Critically discuss the legal theory of Austin
- The definition of positive law according to Austin excludes many areas of the law
- Austin's notions of the habit of obedience and sovereignty are deficient
The existence of law is one thing, its merit or demerit is another. John Austin (1790-1859) defines the essence of positivism in this one sentence, which is generally cited as the standard exposition of the imperative theory of law, from his book ?The Province of Jurisprudence Determined' (1832). A disciple of Jeremy Bentham who popularized the same ideas, Austin was also inspired by political philosophers like Jean Bodin, David Hume or Thomas Hobbes, arguing that the source of political authority has to be perceived as a sovereign who gives commands. According to Austin, law and morality must be strictly distinguished and law is merely a command given by a superior, who the society is in the habit of obeying. The law must then be enforced by a sanction. It is valid only if it is set by a sovereign, decreed, and then posited. His ideas were recognized as a dominant force in English legal thinking in the nineteenth century and have been analyzed by a series of writers known as the school of "analytical jurisprudence". Austin's legal theory has also been sharply criticized by other theorists, prominently H.L.A Hart, in ?The Concept of Law' (1961). Today, the Austinian basis has largely been rejected and the weaknesses of his theory are often better known than the theory itself. In this essay, I shall explain the views of these critics and argue that the legal positivist theory of John Austin is fatally flawed.
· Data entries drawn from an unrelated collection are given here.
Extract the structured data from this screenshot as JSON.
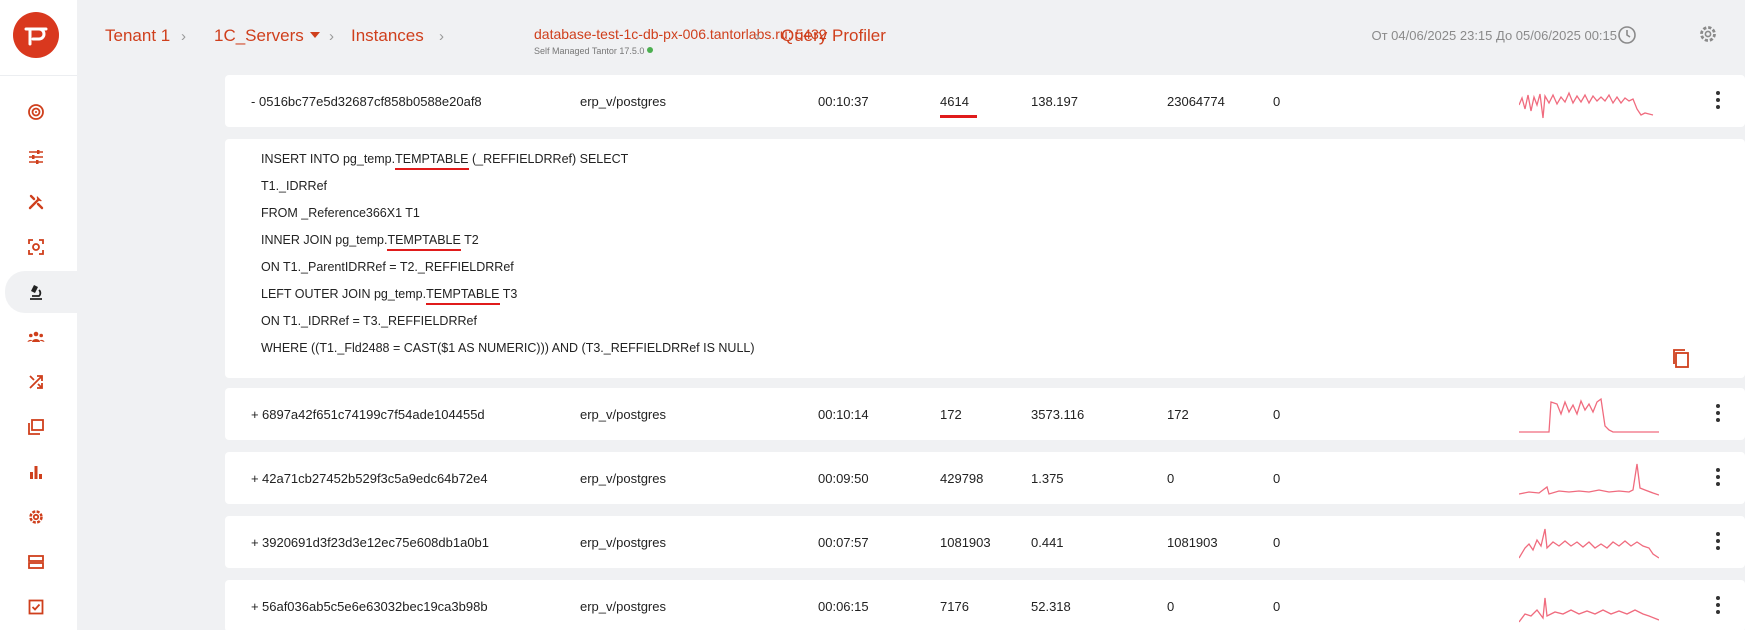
{
  "app": {
    "logo_icon": "tantor-logo-icon",
    "accent": "#cf3f1c"
  },
  "sidebar": {
    "items": [
      {
        "icon": "target-icon"
      },
      {
        "icon": "sliders-icon"
      },
      {
        "icon": "tools-icon"
      },
      {
        "icon": "scan-icon"
      },
      {
        "icon": "microscope-icon",
        "active": true
      },
      {
        "icon": "users-icon"
      },
      {
        "icon": "shuffle-icon"
      },
      {
        "icon": "layers-icon"
      },
      {
        "icon": "bar-chart-icon"
      },
      {
        "icon": "gear-icon"
      },
      {
        "icon": "server-icon"
      },
      {
        "icon": "checklist-icon"
      }
    ]
  },
  "breadcrumb": {
    "tenant": "Tenant 1",
    "group": "1C_Servers",
    "instances": "Instances",
    "instance": "database-test-1c-db-px-006.tantorlabs.ru: 5432",
    "instance_sub": "Self Managed Tantor 17.5.0",
    "page": "Query Profiler"
  },
  "header": {
    "date_range": "От 04/06/2025 23:15 До 05/06/2025 00:15"
  },
  "rows": [
    {
      "toggle": "-",
      "queryid": "0516bc77e5d32687cf858b0588e20af8",
      "user_db": "erp_v/postgres",
      "time": "00:10:37",
      "calls": "4614",
      "mean": "138.197",
      "rows": "23064774",
      "other": "0"
    },
    {
      "toggle": "+",
      "queryid": "6897a42f651c74199c7f54ade104455d",
      "user_db": "erp_v/postgres",
      "time": "00:10:14",
      "calls": "172",
      "mean": "3573.116",
      "rows": "172",
      "other": "0"
    },
    {
      "toggle": "+",
      "queryid": "42a71cb27452b529f3c5a9edc64b72e4",
      "user_db": "erp_v/postgres",
      "time": "00:09:50",
      "calls": "429798",
      "mean": "1.375",
      "rows": "0",
      "other": "0"
    },
    {
      "toggle": "+",
      "queryid": "3920691d3f23d3e12ec75e608db1a0b1",
      "user_db": "erp_v/postgres",
      "time": "00:07:57",
      "calls": "1081903",
      "mean": "0.441",
      "rows": "1081903",
      "other": "0"
    },
    {
      "toggle": "+",
      "queryid": "56af036ab5c5e6e63032bec19ca3b98b",
      "user_db": "erp_v/postgres",
      "time": "00:06:15",
      "calls": "7176",
      "mean": "52.318",
      "rows": "0",
      "other": "0"
    }
  ],
  "sql": {
    "l1a": "INSERT INTO pg_temp.",
    "l1b": "TEMPTABLE",
    "l1c": " (_REFFIELDRRef) SELECT",
    "l2": "T1._IDRRef",
    "l3": "FROM _Reference366X1 T1",
    "l4a": "INNER JOIN pg_temp.",
    "l4b": "TEMPTABLE",
    "l4c": " T2",
    "l5": "ON T1._ParentIDRRef = T2._REFFIELDRRef",
    "l6a": "LEFT OUTER JOIN pg_temp.",
    "l6b": "TEMPTABLE",
    "l6c": " T3",
    "l7": "ON T1._IDRRef = T3._REFFIELDRRef",
    "l8": "WHERE ((T1._Fld2488 = CAST($1 AS NUMERIC))) AND (T3._REFFIELDRRef IS NULL)",
    "copy_icon": "copy-icon"
  },
  "colors": {
    "sparkline": "#f06b7e",
    "highlight": "#e01b1b"
  }
}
[...] Harris, ?Chapter The command theory of and ?Chapter Legal concepts?, in Legal Philosophies, (London: Butterworths, 1997). H.L.A. Hart, The Concept of Law, (Second edition, Bulloch and Raz, 1994). Keekok Lee, The positivist science of law (Newcastle: Avebury, 1989). Henrik Palmer Olsen, and Stuart Toddington, Law in its Own Right (Oxford: Hart Publishing, 1999). J.G. Riddall, ?Chapter Teeth that can bite? and ?Chapter Austin toppled? in Jurisprudence, (New York: Oxford University Press, 1999), pp. 17-53. N.E. Simmonds, Central issues in jurisprudence (London: Sweet and Maxwell, 2002). [...]
[...] This is not the case in the quotidian sense. It is the same with the third element of Austin's conception of law: the notion of desire, which is defined as expression of wish by words or other signs? by him. However it could easily be said that the language of judgments does not look like wish-expressive language. At last, the typology of Austin, using expressions as ?laws properly so called?, ?laws strictly so called?, ?laws simply so called? is quite complicated and it is odd to use the expression properly so called? in a sense wider than ?positive or properly so called?. [...]
[...] Moreover, such important laws as Constitutional and International law cannot be considered exceptions if the aim is to provide a universal definition. The main argument of Hart can be recognised here. According to him and it is his main criticism against Austin laws are not only orders backed by threats. Of course, a lot of laws resemble orders backed by threats, criminal laws for example; but what about laws which permit, laws about the manner of contracting, driving, about marriage or property? [...]